And where to even begin with those guards.
"Russ and Peyton, they had so many deflections it was ridiculous," said Stephan Van Treese, who led the Cardinals with seven rebounds. "They played great."
Siva and Smith are arguably the best backcourt tandem in the country, and, if they continue playing this way, Louisville will have a good shot at improving on last year's trip to the Final Four.
With the game already out of hand, Siva and Smith combined for a 13-0 run that put Louisville up 67-37. Smith scored the first two baskets, Siva answered with two of his own and then Smith drilled a 3 from the corner. They finished it off with Siva scooping up a loose ball at half court and dishing to Smith.
In the first half, they might as well have been playing keep-away for as much as they let the Aggies have the ball.
Gorgui Dieng blocked a jumper by Bruce Beckford, and Louisville got the rebound. Luke Hancock made a 3 at the other end, and North Carolina A&T didn't even have time to set its offense before the Cardinals harassed Jeremy Underwood into a turnover. After a quick layup by Smith, the Aggies had the ball for just a couple of seconds before Siva snatched it away from Jean Louisme.
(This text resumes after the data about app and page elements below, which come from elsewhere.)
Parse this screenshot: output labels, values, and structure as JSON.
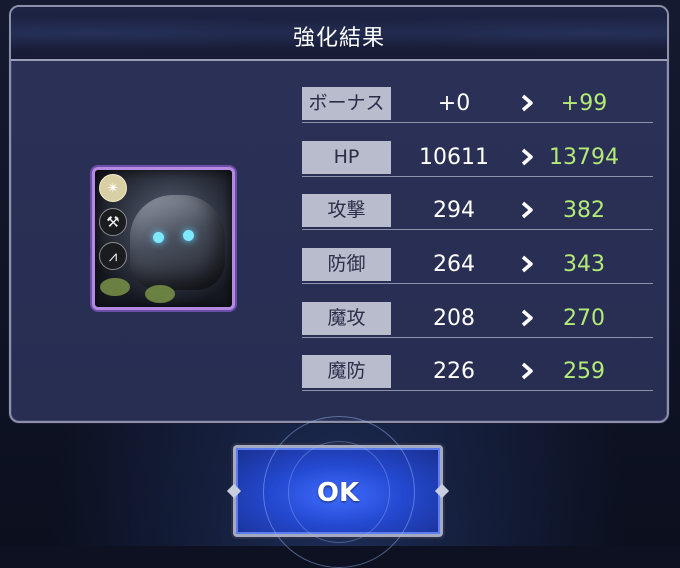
{
  "dialog": {
    "title": "強化結果"
  },
  "portrait": {
    "badges": [
      {
        "icon": "light-element-icon",
        "glyph": "✴"
      },
      {
        "icon": "axe-weapon-icon",
        "glyph": "⚒"
      },
      {
        "icon": "class-wing-icon",
        "glyph": "⩘"
      }
    ]
  },
  "stats": [
    {
      "label": "ボーナス",
      "before": "+0",
      "after": "+99"
    },
    {
      "label": "HP",
      "before": "10611",
      "after": "13794"
    },
    {
      "label": "攻撃",
      "before": "294",
      "after": "382"
    },
    {
      "label": "防御",
      "before": "264",
      "after": "343"
    },
    {
      "label": "魔攻",
      "before": "208",
      "after": "270"
    },
    {
      "label": "魔防",
      "before": "226",
      "after": "259"
    }
  ],
  "ok_button": {
    "label": "OK"
  },
  "colors": {
    "panel": "#2b3157",
    "label_bg": "#b9bccc",
    "increase_text": "#b3ea78",
    "button": "#2449d1"
  }
}
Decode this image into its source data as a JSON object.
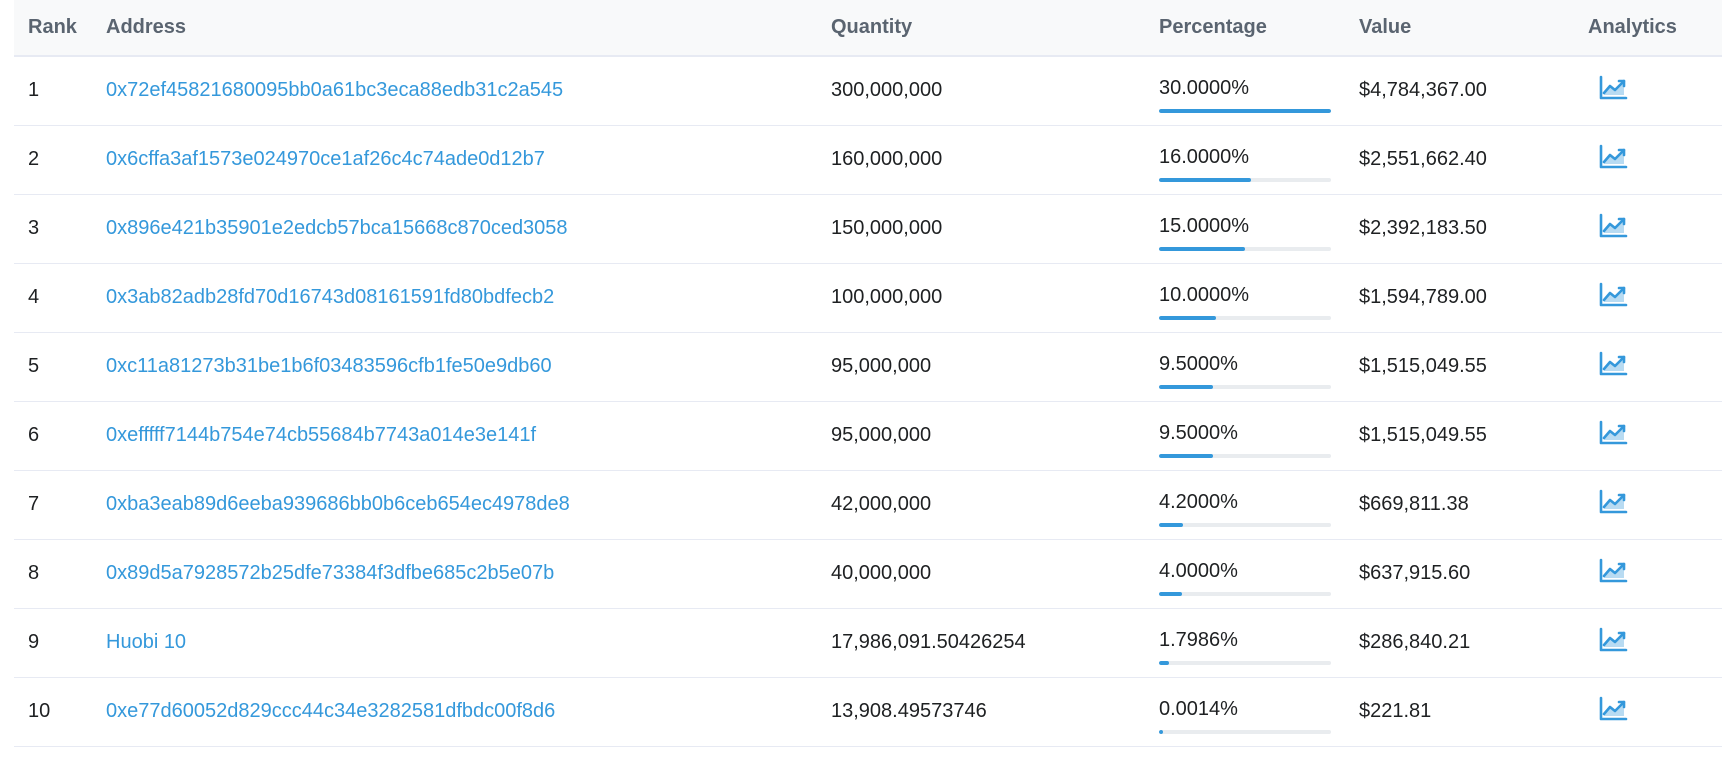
{
  "table": {
    "headers": {
      "rank": "Rank",
      "address": "Address",
      "quantity": "Quantity",
      "percentage": "Percentage",
      "value": "Value",
      "analytics": "Analytics"
    },
    "accent_color": "#3498db",
    "analytics_icon": "area-chart-icon",
    "rows": [
      {
        "rank": "1",
        "address": "0x72ef45821680095bb0a61bc3eca88edb31c2a545",
        "quantity": "300,000,000",
        "percentage": "30.0000%",
        "percent_value": 30.0,
        "value": "$4,784,367.00"
      },
      {
        "rank": "2",
        "address": "0x6cffa3af1573e024970ce1af26c4c74ade0d12b7",
        "quantity": "160,000,000",
        "percentage": "16.0000%",
        "percent_value": 16.0,
        "value": "$2,551,662.40"
      },
      {
        "rank": "3",
        "address": "0x896e421b35901e2edcb57bca15668c870ced3058",
        "quantity": "150,000,000",
        "percentage": "15.0000%",
        "percent_value": 15.0,
        "value": "$2,392,183.50"
      },
      {
        "rank": "4",
        "address": "0x3ab82adb28fd70d16743d08161591fd80bdfecb2",
        "quantity": "100,000,000",
        "percentage": "10.0000%",
        "percent_value": 10.0,
        "value": "$1,594,789.00"
      },
      {
        "rank": "5",
        "address": "0xc11a81273b31be1b6f03483596cfb1fe50e9db60",
        "quantity": "95,000,000",
        "percentage": "9.5000%",
        "percent_value": 9.5,
        "value": "$1,515,049.55"
      },
      {
        "rank": "6",
        "address": "0xefffff7144b754e74cb55684b7743a014e3e141f",
        "quantity": "95,000,000",
        "percentage": "9.5000%",
        "percent_value": 9.5,
        "value": "$1,515,049.55"
      },
      {
        "rank": "7",
        "address": "0xba3eab89d6eeba939686bb0b6ceb654ec4978de8",
        "quantity": "42,000,000",
        "percentage": "4.2000%",
        "percent_value": 4.2,
        "value": "$669,811.38"
      },
      {
        "rank": "8",
        "address": "0x89d5a7928572b25dfe73384f3dfbe685c2b5e07b",
        "quantity": "40,000,000",
        "percentage": "4.0000%",
        "percent_value": 4.0,
        "value": "$637,915.60"
      },
      {
        "rank": "9",
        "address": "Huobi 10",
        "quantity": "17,986,091.50426254",
        "percentage": "1.7986%",
        "percent_value": 1.7986,
        "value": "$286,840.21"
      },
      {
        "rank": "10",
        "address": "0xe77d60052d829ccc44c34e3282581dfbdc00f8d6",
        "quantity": "13,908.49573746",
        "percentage": "0.0014%",
        "percent_value": 0.0014,
        "value": "$221.81"
      }
    ]
  }
}
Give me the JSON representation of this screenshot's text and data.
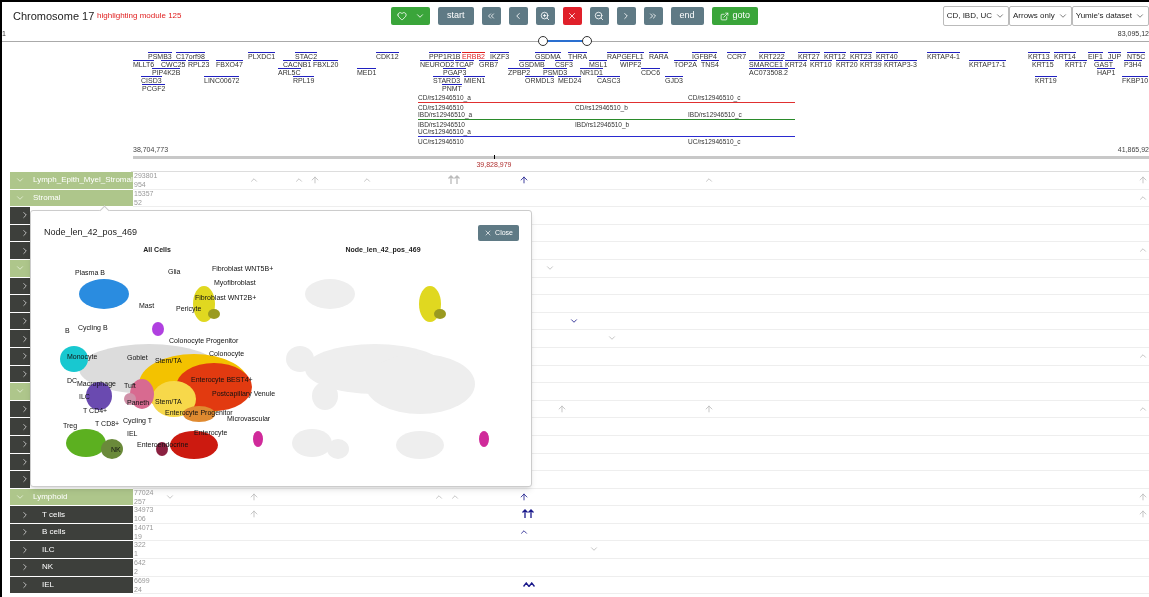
{
  "header": {
    "title": "Chromosome 17",
    "module_note": "highlighting module 125",
    "buttons": [
      {
        "kind": "favorite"
      },
      {
        "kind": "start",
        "label": "start"
      },
      {
        "kind": "rewind"
      },
      {
        "kind": "back"
      },
      {
        "kind": "zoom-in"
      },
      {
        "kind": "clear"
      },
      {
        "kind": "zoom-out"
      },
      {
        "kind": "forward"
      },
      {
        "kind": "fast-forward"
      },
      {
        "kind": "end",
        "label": "end"
      },
      {
        "kind": "goto",
        "label": "goto"
      }
    ],
    "selects": [
      {
        "value": "CD, IBD, UC"
      },
      {
        "value": "Arrows only"
      },
      {
        "value": "Yumie's dataset"
      }
    ]
  },
  "overview": {
    "start_label": "1",
    "end_label": "83,095,12",
    "thumbs": [
      {
        "level": 0.472
      },
      {
        "level": 0.51
      }
    ]
  },
  "genome": {
    "start_label": "38,704,773",
    "end_label": "41,865,92",
    "center_label": "39,828,979",
    "gene_rows": [
      [
        {
          "name": "PSMB3",
          "highlighted": false
        },
        {
          "name": "C17orf98",
          "highlighted": false
        },
        {
          "name": "PLXDC1",
          "highlighted": false
        },
        {
          "name": "STAC2",
          "highlighted": false
        },
        {
          "name": "CDK12",
          "highlighted": false
        },
        {
          "name": "PPP1R1B",
          "highlighted": false
        },
        {
          "name": "ERBB2",
          "highlighted": true
        },
        {
          "name": "IKZF3",
          "highlighted": false
        },
        {
          "name": "GSDMA",
          "highlighted": false
        },
        {
          "name": "THRA",
          "highlighted": false
        },
        {
          "name": "RAPGEFL1",
          "highlighted": false
        },
        {
          "name": "RARA",
          "highlighted": false
        },
        {
          "name": "IGFBP4",
          "highlighted": false
        },
        {
          "name": "CCR7",
          "highlighted": false
        },
        {
          "name": "KRT222",
          "highlighted": false
        },
        {
          "name": "KRT27",
          "highlighted": false
        },
        {
          "name": "KRT12",
          "highlighted": false
        },
        {
          "name": "KRT23",
          "highlighted": false
        },
        {
          "name": "KRT40",
          "highlighted": false
        },
        {
          "name": "KRTAP4-1",
          "highlighted": false
        },
        {
          "name": "KRT13",
          "highlighted": false
        },
        {
          "name": "KRT14",
          "highlighted": false
        },
        {
          "name": "EIF1",
          "highlighted": false
        },
        {
          "name": "JUP",
          "highlighted": false
        },
        {
          "name": "NT5C",
          "highlighted": false
        }
      ],
      [
        {
          "name": "MLLT6",
          "highlighted": false
        },
        {
          "name": "CWC25",
          "highlighted": false
        },
        {
          "name": "RPL23",
          "highlighted": false
        },
        {
          "name": "FBXO47",
          "highlighted": false
        },
        {
          "name": "CACNB1",
          "highlighted": false
        },
        {
          "name": "FBXL20",
          "highlighted": false
        },
        {
          "name": "NEUROD2",
          "highlighted": false
        },
        {
          "name": "TCAP",
          "highlighted": false
        },
        {
          "name": "GRB7",
          "highlighted": false
        },
        {
          "name": "GSDMB",
          "highlighted": false
        },
        {
          "name": "CSF3",
          "highlighted": false
        },
        {
          "name": "MSL1",
          "highlighted": false
        },
        {
          "name": "WIPF2",
          "highlighted": false
        },
        {
          "name": "TOP2A",
          "highlighted": false
        },
        {
          "name": "TNS4",
          "highlighted": false
        },
        {
          "name": "SMARCE1",
          "highlighted": false
        },
        {
          "name": "KRT24",
          "highlighted": false
        },
        {
          "name": "KRT10",
          "highlighted": false
        },
        {
          "name": "KRT20",
          "highlighted": false
        },
        {
          "name": "KRT39",
          "highlighted": false
        },
        {
          "name": "KRTAP3-3",
          "highlighted": false
        },
        {
          "name": "KRTAP17-1",
          "highlighted": false
        },
        {
          "name": "KRT15",
          "highlighted": false
        },
        {
          "name": "KRT17",
          "highlighted": false
        },
        {
          "name": "GAST",
          "highlighted": false
        },
        {
          "name": "P3H4",
          "highlighted": false
        }
      ],
      [
        {
          "name": "PIP4K2B",
          "highlighted": false
        },
        {
          "name": "ARL5C",
          "highlighted": false
        },
        {
          "name": "MED1",
          "highlighted": false
        },
        {
          "name": "PGAP3",
          "highlighted": false
        },
        {
          "name": "ZPBP2",
          "highlighted": false
        },
        {
          "name": "PSMD3",
          "highlighted": false
        },
        {
          "name": "NR1D1",
          "highlighted": false
        },
        {
          "name": "CDC6",
          "highlighted": false
        },
        {
          "name": "AC073508.2",
          "highlighted": false
        },
        {
          "name": "HAP1",
          "highlighted": false
        }
      ],
      [
        {
          "name": "CISD3",
          "highlighted": false
        },
        {
          "name": "LINC00672",
          "highlighted": false
        },
        {
          "name": "RPL19",
          "highlighted": false
        },
        {
          "name": "STARD3",
          "highlighted": false
        },
        {
          "name": "MIEN1",
          "highlighted": false
        },
        {
          "name": "ORMDL3",
          "highlighted": false
        },
        {
          "name": "MED24",
          "highlighted": false
        },
        {
          "name": "CASC3",
          "highlighted": false
        },
        {
          "name": "GJD3",
          "highlighted": false
        },
        {
          "name": "KRT19",
          "highlighted": false
        },
        {
          "name": "FKBP10",
          "highlighted": false
        }
      ],
      [
        {
          "name": "PCGF2",
          "highlighted": false
        },
        {
          "name": "PNMT",
          "highlighted": false
        }
      ]
    ],
    "variants": [
      {
        "color": "#e03030",
        "top_labels": [
          "CD/rs12946510_a",
          "CD/rs12946510_c"
        ],
        "bottom_labels": [
          "CD/rs12946510",
          "CD/rs12946510_b"
        ]
      },
      {
        "color": "#2a8a2a",
        "top_labels": [
          "IBD/rs12946510_a",
          "IBD/rs12946510_c"
        ],
        "bottom_labels": [
          "IBD/rs12946510",
          "IBD/rs12946510_b"
        ]
      },
      {
        "color": "#2a2ad0",
        "top_labels": [
          "UC/rs12946510_a"
        ],
        "bottom_labels": [
          "UC/rs12946510",
          "UC/rs12946510_c"
        ]
      }
    ]
  },
  "tracks": [
    {
      "label": "Lymph_Epith_Myel_Stromal",
      "expanded": true,
      "total": "293801",
      "count": "954",
      "markers": [
        {
          "kind": "caret-up",
          "highlighted": false
        },
        {
          "kind": "caret-up",
          "highlighted": false
        },
        {
          "kind": "arrow-up",
          "highlighted": false
        },
        {
          "kind": "caret-up",
          "highlighted": false
        },
        {
          "kind": "double-arrow",
          "highlighted": false
        },
        {
          "kind": "arrow-up",
          "highlighted": true
        },
        {
          "kind": "caret-up",
          "highlighted": false
        },
        {
          "kind": "arrow-up",
          "highlighted": false
        }
      ]
    },
    {
      "label": "Stromal",
      "expanded": true,
      "total": "15357",
      "count": "52",
      "markers": [
        {
          "kind": "caret-up",
          "highlighted": false
        }
      ]
    },
    {
      "expanded": false
    },
    {
      "expanded": false
    },
    {
      "expanded": false,
      "markers": [
        {
          "kind": "caret-up",
          "highlighted": false
        }
      ]
    },
    {
      "expanded": true,
      "markers": [
        {
          "kind": "caret-down",
          "highlighted": false
        }
      ]
    },
    {
      "expanded": false
    },
    {
      "expanded": false
    },
    {
      "expanded": false,
      "markers": [
        {
          "kind": "caret-down",
          "highlighted": true
        }
      ]
    },
    {
      "expanded": false,
      "markers": [
        {
          "kind": "caret-down",
          "highlighted": false
        }
      ]
    },
    {
      "expanded": false,
      "markers": [
        {
          "kind": "caret-up",
          "highlighted": false
        }
      ]
    },
    {
      "expanded": false
    },
    {
      "expanded": true
    },
    {
      "expanded": false,
      "markers": [
        {
          "kind": "arrow-up",
          "highlighted": false
        },
        {
          "kind": "arrow-up",
          "highlighted": false
        },
        {
          "kind": "caret-up",
          "highlighted": false
        }
      ]
    },
    {
      "expanded": false
    },
    {
      "expanded": false
    },
    {
      "expanded": false
    },
    {
      "expanded": false
    },
    {
      "label": "Lymphoid",
      "expanded": true,
      "total": "77024",
      "count": "257",
      "markers": [
        {
          "kind": "caret-down",
          "highlighted": false
        },
        {
          "kind": "arrow-up",
          "highlighted": false
        },
        {
          "kind": "caret-up",
          "highlighted": false
        },
        {
          "kind": "caret-up",
          "highlighted": false
        },
        {
          "kind": "arrow-up",
          "highlighted": true
        },
        {
          "kind": "arrow-up",
          "highlighted": false
        }
      ]
    },
    {
      "label": "T cells",
      "expanded": false,
      "total": "34973",
      "count": "106",
      "markers": [
        {
          "kind": "arrow-up",
          "highlighted": false
        },
        {
          "kind": "double-arrow",
          "highlighted": true
        },
        {
          "kind": "arrow-up",
          "highlighted": false
        }
      ]
    },
    {
      "label": "B cells",
      "expanded": false,
      "total": "14071",
      "count": "19",
      "markers": [
        {
          "kind": "caret-up",
          "highlighted": true
        }
      ]
    },
    {
      "label": "ILC",
      "expanded": false,
      "total": "322",
      "count": "1",
      "markers": [
        {
          "kind": "caret-down",
          "highlighted": false
        }
      ]
    },
    {
      "label": "NK",
      "expanded": false,
      "total": "642",
      "count": "2"
    },
    {
      "label": "IEL",
      "expanded": false,
      "total": "6699",
      "count": "24",
      "markers": [
        {
          "kind": "zigzag",
          "highlighted": true
        }
      ]
    }
  ],
  "popup": {
    "title": "Node_len_42_pos_469",
    "close_label": "Close",
    "panels": [
      {
        "kind": "all",
        "title": "All Cells",
        "labels": [
          "Plasma B",
          "Glia",
          "Fibroblast WNT5B+",
          "Myofibroblast",
          "Mast",
          "Fibroblast WNT2B+",
          "Pericyte",
          "B",
          "Cycling B",
          "Colonocyte Progenitor",
          "Colonocyte",
          "Goblet",
          "Stem/TA",
          "Monocyte",
          "DC",
          "Macrophage",
          "Enterocyte BEST4+",
          "Tuft",
          "ILC",
          "Postcapillary Venule",
          "Paneth",
          "Stem/TA",
          "T CD4+",
          "Enterocyte Progenitor",
          "Treg",
          "T CD8+",
          "Cycling T",
          "Microvascular",
          "IEL",
          "Enterocyte",
          "Enteroendocrine",
          "NK"
        ]
      },
      {
        "kind": "node",
        "title": "Node_len_42_pos_469"
      }
    ]
  }
}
Underwood quickly fouled Montrezl Harrell, who made the second of two shots.
Siva let the Aggies get near half court before pouncing again for another steal. Smith missed the layup, and the Aggies managed to hold on to the ball long enough to not only take a shot, but get a 3-pointer from Adrian Powell.
Had Pitino let them play longer -- he pulled them with about seven minutes left -- the score would have been even more lopsided.
"The second half of the season, Coach has been on me about scouting reports, and that's the only thing I was waiting for," Smith said. "What do I have to do to contribute to the team? What's the team goals? What do we have to do to get to the next round? That's it. ... To go out there and get a win in the first round is all we cared about. Survive and advance."
Now, Louisville might make plenty of other teams look silly before the tournament is over. But the Aggies didn't help themselves much, either. They were whistled for 10-second and shot-clock violations, and had to call a timeout because they were being smothered by Cardinals. They threw the ball away and took shots that had no prayer of going in.
And that was just in the first 10 minutes of the game. By the second half, the A&T pep band broke into a rousing rendition of Tupac's "Keep Ya Head Up."
"We just didn't execute," said Beckford, who led the Aggies with 12 points. "Their press caused turnovers, and that's how they won the game."
Still, this end was better than the Aggies could have hoped for when a loss to Norfolk State in the regular-season finale dropped them to 15-16. But North Carolina A&T roared through the Mid-Eastern Athletic Conference tournament to clinch an automatic bid, then beat Liberty on Tuesday night for its first NCAA tournament win in 10 tries.
"I'm going to think about the loss because I'm a competitor and I hate losing," Powell said. "But at the end of the day, we accomplished something that nobody has done. ... Nobody expected us to make it that far in our conference. We shocked everybody and proved everybody wrong."